__Available data__.
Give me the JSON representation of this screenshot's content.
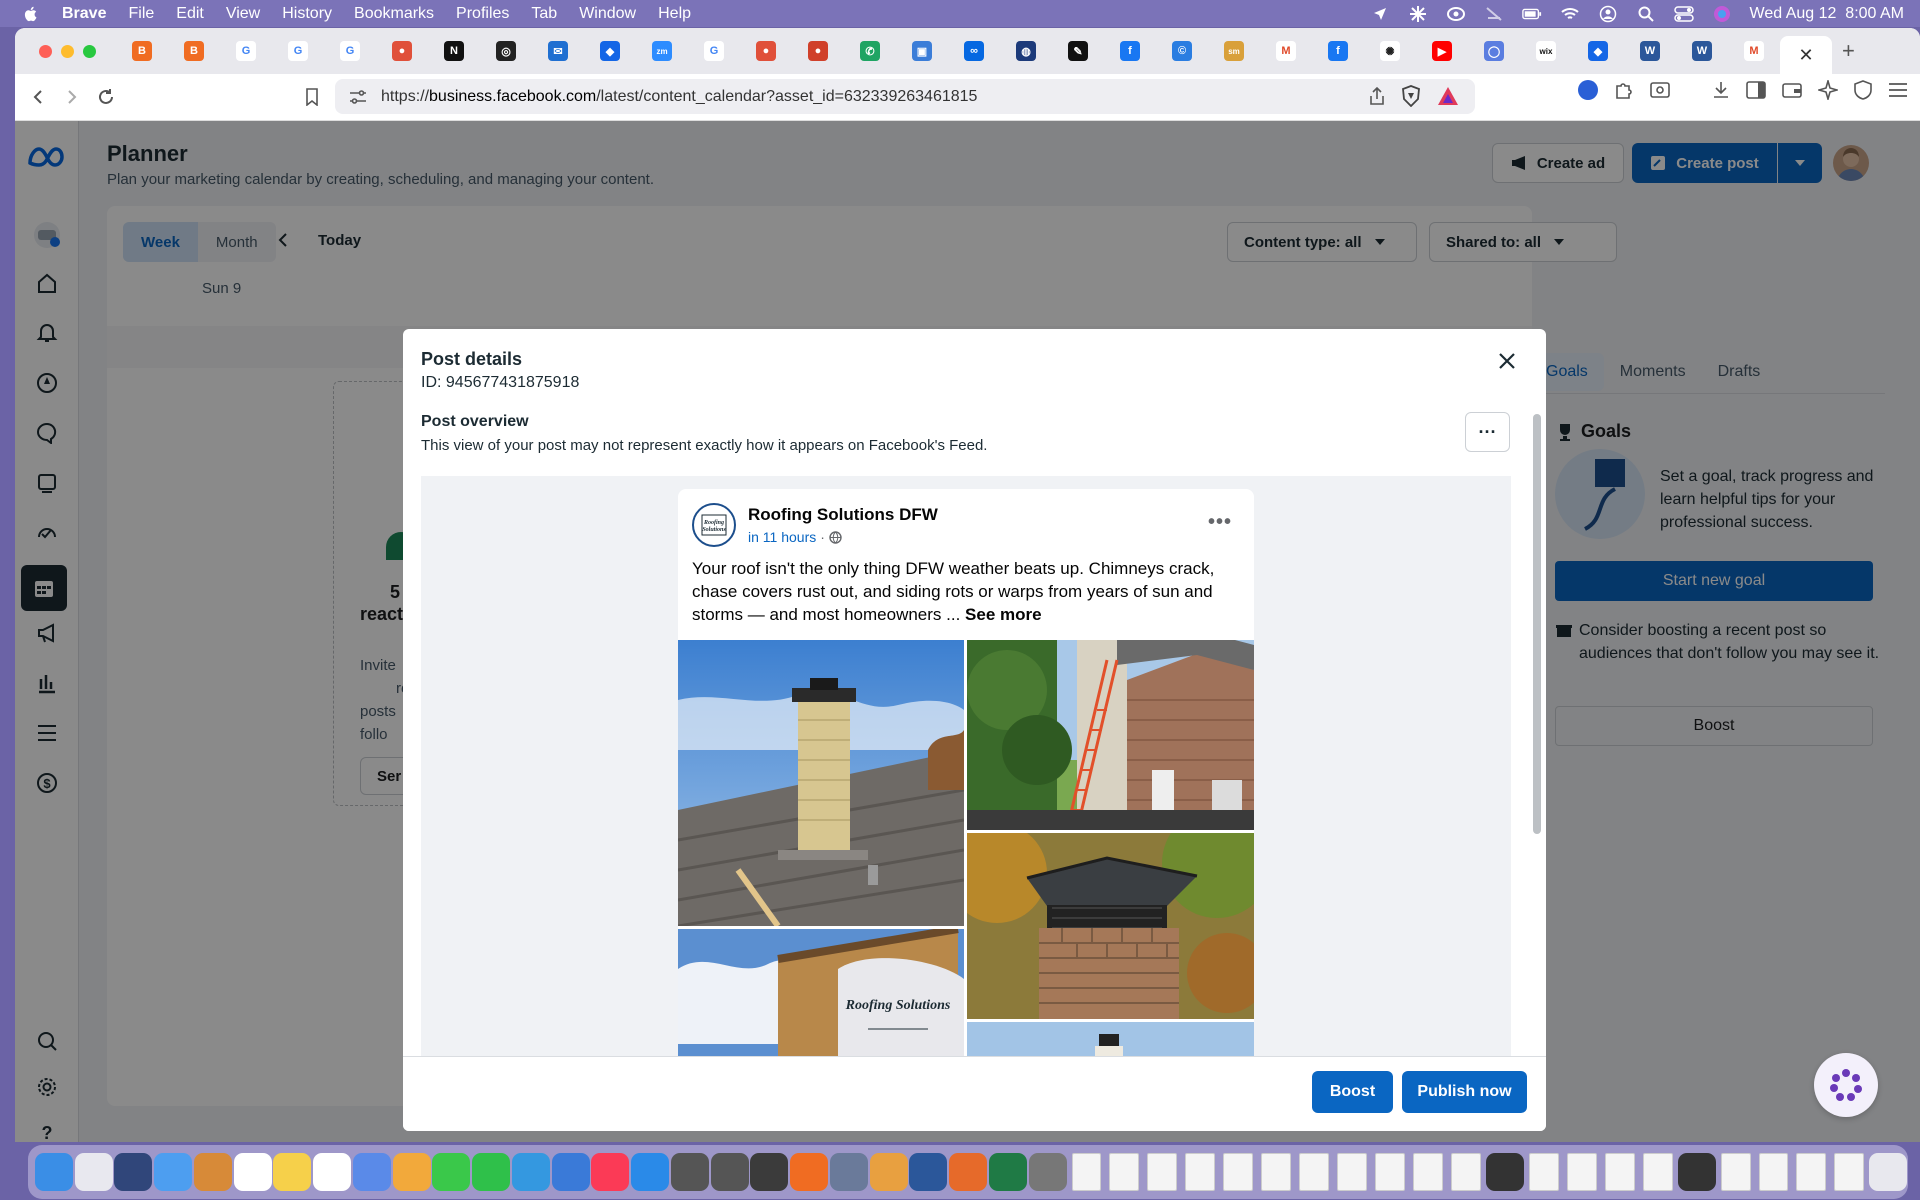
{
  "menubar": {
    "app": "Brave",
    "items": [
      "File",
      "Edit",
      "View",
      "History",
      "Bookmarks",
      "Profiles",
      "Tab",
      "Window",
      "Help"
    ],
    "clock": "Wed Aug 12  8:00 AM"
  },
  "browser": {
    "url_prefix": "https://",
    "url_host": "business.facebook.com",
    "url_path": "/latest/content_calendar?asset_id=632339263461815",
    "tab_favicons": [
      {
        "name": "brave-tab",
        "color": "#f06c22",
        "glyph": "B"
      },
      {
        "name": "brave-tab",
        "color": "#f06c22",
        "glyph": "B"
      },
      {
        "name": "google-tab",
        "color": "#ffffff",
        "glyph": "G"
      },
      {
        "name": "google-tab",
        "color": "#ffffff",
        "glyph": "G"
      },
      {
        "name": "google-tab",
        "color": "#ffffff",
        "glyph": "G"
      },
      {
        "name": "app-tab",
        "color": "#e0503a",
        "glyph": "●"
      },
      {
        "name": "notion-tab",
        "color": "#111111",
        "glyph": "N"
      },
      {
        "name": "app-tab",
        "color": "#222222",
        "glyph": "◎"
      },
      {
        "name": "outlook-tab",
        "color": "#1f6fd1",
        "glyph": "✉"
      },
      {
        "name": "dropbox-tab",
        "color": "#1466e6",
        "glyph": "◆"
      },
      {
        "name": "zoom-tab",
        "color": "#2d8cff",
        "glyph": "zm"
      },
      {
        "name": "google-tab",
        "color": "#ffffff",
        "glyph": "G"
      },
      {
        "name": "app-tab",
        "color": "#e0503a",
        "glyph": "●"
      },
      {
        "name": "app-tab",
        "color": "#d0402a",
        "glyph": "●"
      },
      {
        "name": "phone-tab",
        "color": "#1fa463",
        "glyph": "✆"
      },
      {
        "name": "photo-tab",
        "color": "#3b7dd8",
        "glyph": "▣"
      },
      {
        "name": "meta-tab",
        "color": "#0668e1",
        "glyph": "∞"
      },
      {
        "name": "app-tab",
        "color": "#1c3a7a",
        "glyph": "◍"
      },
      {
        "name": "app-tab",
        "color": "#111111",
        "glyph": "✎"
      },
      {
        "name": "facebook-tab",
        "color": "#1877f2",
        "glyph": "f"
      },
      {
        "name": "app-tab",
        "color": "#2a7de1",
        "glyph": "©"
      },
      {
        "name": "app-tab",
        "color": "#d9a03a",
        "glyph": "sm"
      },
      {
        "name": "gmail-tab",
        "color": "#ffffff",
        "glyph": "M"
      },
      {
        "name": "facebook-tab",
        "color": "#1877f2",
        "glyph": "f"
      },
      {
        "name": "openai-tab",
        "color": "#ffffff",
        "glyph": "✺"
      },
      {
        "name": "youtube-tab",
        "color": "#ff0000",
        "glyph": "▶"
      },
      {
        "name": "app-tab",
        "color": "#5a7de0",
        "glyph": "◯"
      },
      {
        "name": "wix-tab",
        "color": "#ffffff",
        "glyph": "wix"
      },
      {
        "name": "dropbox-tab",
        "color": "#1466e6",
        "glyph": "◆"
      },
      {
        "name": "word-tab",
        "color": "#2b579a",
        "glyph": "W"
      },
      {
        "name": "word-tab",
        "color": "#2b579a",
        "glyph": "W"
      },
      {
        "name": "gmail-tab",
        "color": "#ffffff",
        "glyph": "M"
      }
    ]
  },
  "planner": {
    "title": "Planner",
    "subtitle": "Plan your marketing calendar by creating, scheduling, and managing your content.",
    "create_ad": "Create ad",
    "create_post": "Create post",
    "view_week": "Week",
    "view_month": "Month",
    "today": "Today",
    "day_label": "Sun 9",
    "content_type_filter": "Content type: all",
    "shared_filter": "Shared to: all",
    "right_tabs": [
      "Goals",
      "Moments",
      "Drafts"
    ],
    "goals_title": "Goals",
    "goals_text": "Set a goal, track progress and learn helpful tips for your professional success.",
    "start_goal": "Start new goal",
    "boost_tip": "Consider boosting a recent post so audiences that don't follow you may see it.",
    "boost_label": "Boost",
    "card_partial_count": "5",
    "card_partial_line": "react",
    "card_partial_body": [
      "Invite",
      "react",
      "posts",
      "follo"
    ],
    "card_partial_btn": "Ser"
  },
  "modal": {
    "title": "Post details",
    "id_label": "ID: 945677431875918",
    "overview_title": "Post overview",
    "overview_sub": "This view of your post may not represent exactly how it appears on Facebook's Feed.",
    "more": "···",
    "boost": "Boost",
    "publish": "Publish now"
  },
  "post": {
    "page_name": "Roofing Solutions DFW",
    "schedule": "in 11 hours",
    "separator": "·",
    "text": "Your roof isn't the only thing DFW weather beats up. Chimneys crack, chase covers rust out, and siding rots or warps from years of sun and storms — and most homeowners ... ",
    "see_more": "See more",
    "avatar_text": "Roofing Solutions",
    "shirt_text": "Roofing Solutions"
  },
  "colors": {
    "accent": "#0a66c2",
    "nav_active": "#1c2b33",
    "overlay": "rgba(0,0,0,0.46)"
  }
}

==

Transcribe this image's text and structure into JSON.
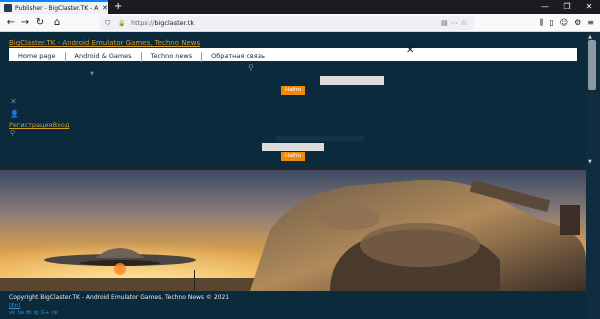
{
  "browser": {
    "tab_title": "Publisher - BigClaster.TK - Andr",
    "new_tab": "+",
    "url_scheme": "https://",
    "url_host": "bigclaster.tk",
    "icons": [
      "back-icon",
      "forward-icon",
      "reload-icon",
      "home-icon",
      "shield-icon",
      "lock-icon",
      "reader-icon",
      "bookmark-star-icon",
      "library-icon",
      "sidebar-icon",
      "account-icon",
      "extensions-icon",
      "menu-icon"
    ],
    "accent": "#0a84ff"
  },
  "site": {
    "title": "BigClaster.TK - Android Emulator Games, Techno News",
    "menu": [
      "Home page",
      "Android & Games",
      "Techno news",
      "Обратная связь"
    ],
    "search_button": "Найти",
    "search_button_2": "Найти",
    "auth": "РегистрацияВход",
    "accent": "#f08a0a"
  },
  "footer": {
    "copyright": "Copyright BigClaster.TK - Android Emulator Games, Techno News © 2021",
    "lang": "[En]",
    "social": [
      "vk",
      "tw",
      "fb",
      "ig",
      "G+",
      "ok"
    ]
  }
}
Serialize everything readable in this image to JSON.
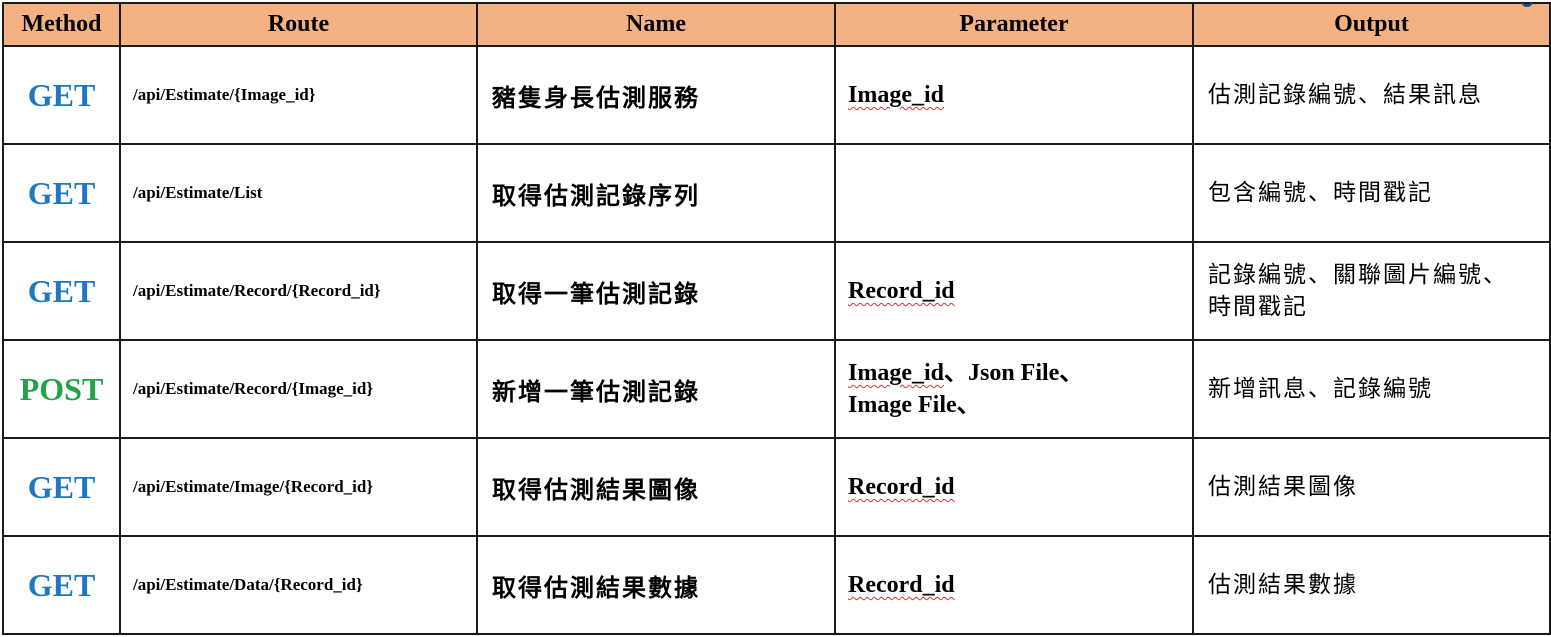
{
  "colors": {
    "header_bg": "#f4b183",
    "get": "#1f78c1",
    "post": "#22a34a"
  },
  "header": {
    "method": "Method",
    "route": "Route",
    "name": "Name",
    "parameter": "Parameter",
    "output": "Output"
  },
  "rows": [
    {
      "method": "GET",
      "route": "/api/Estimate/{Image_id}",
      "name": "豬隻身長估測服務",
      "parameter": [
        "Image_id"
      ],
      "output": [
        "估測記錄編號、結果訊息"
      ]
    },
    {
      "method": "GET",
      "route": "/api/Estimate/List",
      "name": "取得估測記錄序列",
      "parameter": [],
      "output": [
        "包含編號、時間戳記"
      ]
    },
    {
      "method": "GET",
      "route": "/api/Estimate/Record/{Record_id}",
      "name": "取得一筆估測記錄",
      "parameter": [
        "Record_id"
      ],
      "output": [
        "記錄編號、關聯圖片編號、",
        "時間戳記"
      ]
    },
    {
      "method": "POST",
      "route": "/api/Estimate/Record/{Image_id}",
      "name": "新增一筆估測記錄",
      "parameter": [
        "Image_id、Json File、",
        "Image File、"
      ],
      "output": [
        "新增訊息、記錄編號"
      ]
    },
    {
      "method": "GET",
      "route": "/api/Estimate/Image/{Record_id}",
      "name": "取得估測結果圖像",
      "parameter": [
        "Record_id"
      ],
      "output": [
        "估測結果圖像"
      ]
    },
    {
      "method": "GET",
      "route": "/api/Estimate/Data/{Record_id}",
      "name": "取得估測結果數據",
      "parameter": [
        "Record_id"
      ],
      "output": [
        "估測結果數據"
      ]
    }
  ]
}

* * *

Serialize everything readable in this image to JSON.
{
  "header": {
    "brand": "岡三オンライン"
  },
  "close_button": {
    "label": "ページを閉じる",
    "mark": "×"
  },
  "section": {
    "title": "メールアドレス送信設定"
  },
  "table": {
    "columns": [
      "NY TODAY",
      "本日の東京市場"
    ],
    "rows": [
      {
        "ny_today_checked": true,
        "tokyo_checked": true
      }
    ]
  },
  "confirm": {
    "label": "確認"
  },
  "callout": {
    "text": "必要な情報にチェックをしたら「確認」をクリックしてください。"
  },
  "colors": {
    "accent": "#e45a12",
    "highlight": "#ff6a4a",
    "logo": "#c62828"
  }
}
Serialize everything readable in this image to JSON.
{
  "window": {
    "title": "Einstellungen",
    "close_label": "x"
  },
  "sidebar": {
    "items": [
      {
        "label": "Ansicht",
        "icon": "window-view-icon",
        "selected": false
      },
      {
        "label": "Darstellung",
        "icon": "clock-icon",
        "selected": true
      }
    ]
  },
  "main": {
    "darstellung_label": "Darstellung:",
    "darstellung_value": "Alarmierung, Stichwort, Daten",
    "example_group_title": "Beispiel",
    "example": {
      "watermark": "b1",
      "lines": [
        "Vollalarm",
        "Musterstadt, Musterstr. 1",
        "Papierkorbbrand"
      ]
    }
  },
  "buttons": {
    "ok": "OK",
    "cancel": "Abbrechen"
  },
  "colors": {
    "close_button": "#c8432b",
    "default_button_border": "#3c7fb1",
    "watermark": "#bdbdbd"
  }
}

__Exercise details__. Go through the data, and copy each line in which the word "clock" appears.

__Result__.
    "clock": "Wed Aug 12  8:00 AM"
        "icon": "clock-icon",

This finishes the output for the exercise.